### Task details
Every line of the material has to be retyped exactly.

### Records for this task

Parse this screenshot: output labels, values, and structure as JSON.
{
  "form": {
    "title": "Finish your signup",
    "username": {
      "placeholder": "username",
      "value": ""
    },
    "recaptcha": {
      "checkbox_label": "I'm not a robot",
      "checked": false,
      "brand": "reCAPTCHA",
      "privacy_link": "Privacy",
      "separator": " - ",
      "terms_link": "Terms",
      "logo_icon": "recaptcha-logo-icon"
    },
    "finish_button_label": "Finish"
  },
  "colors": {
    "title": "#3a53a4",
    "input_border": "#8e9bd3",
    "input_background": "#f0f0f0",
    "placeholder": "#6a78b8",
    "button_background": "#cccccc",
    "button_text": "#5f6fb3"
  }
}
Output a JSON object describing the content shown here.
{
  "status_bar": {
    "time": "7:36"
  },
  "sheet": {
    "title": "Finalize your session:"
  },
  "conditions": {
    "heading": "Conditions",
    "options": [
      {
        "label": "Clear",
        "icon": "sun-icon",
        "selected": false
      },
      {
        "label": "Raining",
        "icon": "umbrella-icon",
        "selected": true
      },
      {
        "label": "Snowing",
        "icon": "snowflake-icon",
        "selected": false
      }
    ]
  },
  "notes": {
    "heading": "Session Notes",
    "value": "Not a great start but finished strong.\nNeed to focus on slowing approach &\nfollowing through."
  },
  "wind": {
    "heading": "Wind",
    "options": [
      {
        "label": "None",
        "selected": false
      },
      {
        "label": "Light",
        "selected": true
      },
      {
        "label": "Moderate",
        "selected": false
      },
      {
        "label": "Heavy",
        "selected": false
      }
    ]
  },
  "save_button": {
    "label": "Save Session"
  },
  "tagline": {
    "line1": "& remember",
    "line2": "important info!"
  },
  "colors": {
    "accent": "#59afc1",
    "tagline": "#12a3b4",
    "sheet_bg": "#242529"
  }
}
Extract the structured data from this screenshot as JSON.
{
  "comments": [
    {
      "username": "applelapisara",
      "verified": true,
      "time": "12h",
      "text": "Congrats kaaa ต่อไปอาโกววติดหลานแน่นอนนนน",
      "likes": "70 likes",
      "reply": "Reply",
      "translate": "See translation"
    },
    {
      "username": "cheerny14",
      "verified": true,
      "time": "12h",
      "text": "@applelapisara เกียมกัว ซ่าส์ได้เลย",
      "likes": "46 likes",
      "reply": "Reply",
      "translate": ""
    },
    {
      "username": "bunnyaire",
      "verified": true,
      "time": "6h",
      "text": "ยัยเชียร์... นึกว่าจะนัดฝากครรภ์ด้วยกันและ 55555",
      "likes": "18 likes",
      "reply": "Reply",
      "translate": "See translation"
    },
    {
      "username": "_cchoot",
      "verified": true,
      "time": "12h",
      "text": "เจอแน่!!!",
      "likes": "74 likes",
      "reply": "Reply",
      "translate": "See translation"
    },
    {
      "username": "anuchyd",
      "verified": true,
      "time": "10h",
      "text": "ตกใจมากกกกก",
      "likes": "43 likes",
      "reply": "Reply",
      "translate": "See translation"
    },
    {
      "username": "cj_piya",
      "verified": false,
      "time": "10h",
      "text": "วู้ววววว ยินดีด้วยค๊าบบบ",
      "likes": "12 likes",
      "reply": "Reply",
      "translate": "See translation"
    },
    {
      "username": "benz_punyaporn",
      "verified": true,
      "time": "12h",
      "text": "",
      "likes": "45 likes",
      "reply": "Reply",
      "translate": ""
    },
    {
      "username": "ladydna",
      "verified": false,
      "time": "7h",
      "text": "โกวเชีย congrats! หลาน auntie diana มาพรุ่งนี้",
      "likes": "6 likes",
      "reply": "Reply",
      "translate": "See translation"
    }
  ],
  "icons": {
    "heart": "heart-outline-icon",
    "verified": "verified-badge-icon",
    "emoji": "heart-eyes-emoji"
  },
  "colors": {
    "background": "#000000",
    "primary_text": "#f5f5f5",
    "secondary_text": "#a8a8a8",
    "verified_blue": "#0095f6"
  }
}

### Exercise response
Parse this screenshot: output labels, values, and structure as JSON.
{
  "form": {
    "title": "Finish your signup",
    "username": {
      "placeholder": "username",
      "value": ""
    },
    "recaptcha": {
      "checkbox_label": "I'm not a robot",
      "checked": false,
      "brand": "reCAPTCHA",
      "privacy_link": "Privacy",
      "separator": " - ",
      "terms_link": "Terms",
      "logo_icon": "recaptcha-logo-icon"
    },
    "finish_button_label": "Finish"
  },
  "colors": {
    "title": "#3a53a4",
    "input_border": "#8e9bd3",
    "input_background": "#f0f0f0",
    "placeholder": "#6a78b8",
    "button_background": "#cccccc",
    "button_text": "#5f6fb3"
  }
}
Output a JSON object describing the content shown here.
{
  "status_bar": {
    "time": "7:36"
  },
  "sheet": {
    "title": "Finalize your session:"
  },
  "conditions": {
    "heading": "Conditions",
    "options": [
      {
        "label": "Clear",
        "icon": "sun-icon",
        "selected": false
      },
      {
        "label": "Raining",
        "icon": "umbrella-icon",
        "selected": true
      },
      {
        "label": "Snowing",
        "icon": "snowflake-icon",
        "selected": false
      }
    ]
  },
  "notes": {
    "heading": "Session Notes",
    "value": "Not a great start but finished strong.\nNeed to focus on slowing approach &\nfollowing through."
  },
  "wind": {
    "heading": "Wind",
    "options": [
      {
        "label": "None",
        "selected": false
      },
      {
        "label": "Light",
        "selected": true
      },
      {
        "label": "Moderate",
        "selected": false
      },
      {
        "label": "Heavy",
        "selected": false
      }
    ]
  },
  "save_button": {
    "label": "Save Session"
  },
  "tagline": {
    "line1": "& remember",
    "line2": "important info!"
  },
  "colors": {
    "accent": "#59afc1",
    "tagline": "#12a3b4",
    "sheet_bg": "#242529"
  }
}
Extract the structured data from this screenshot as JSON.
{
  "comments": [
    {
      "username": "applelapisara",
      "verified": true,
      "time": "12h",
      "text": "Congrats kaaa ต่อไปอาโกววติดหลานแน่นอนนนน",
      "likes": "70 likes",
      "reply": "Reply",
      "translate": "See translation"
    },
    {
      "username": "cheerny14",
      "verified": true,
      "time": "12h",
      "text": "@applelapisara เกียมกัว ซ่าส์ได้เลย",
      "likes": "46 likes",
      "reply": "Reply",
      "translate": ""
    },
    {
      "username": "bunnyaire",
      "verified": true,
      "time": "6h",
      "text": "ยัยเชียร์... นึกว่าจะนัดฝากครรภ์ด้วยกันและ 55555",
      "likes": "18 likes",
      "reply": "Reply",
      "translate": "See translation"
    },
    {
      "username": "_cchoot",
      "verified": true,
      "time": "12h",
      "text": "เจอแน่!!!",
      "likes": "74 likes",
      "reply": "Reply",
      "translate": "See translation"
    },
    {
      "username": "anuchyd",
      "verified": true,
      "time": "10h",
      "text": "ตกใจมากกกกก",
      "likes": "43 likes",
      "reply": "Reply",
      "translate": "See translation"
    },
    {
      "username": "cj_piya",
      "verified": false,
      "time": "10h",
      "text": "วู้ววววว ยินดีด้วยค๊าบบบ",
      "likes": "12 likes",
      "reply": "Reply",
      "translate": "See translation"
    },
    {
      "username": "benz_punyaporn",
      "verified": true,
      "time": "12h",
      "text": "",
      "likes": "45 likes",
      "reply": "Reply",
      "translate": ""
    },
    {
      "username": "ladydna",
      "verified": false,
      "time": "7h",
      "text": "โกวเชีย congrats! หลาน auntie diana มาพรุ่งนี้",
      "likes": "6 likes",
      "reply": "Reply",
      "translate": "See translation"
    }
  ],
  "icons": {
    "heart": "heart-outline-icon",
    "verified": "verified-badge-icon",
    "emoji": "heart-eyes-emoji"
  },
  "colors": {
    "background": "#000000",
    "primary_text": "#f5f5f5",
    "secondary_text": "#a8a8a8",
    "verified_blue": "#0095f6"
  }
}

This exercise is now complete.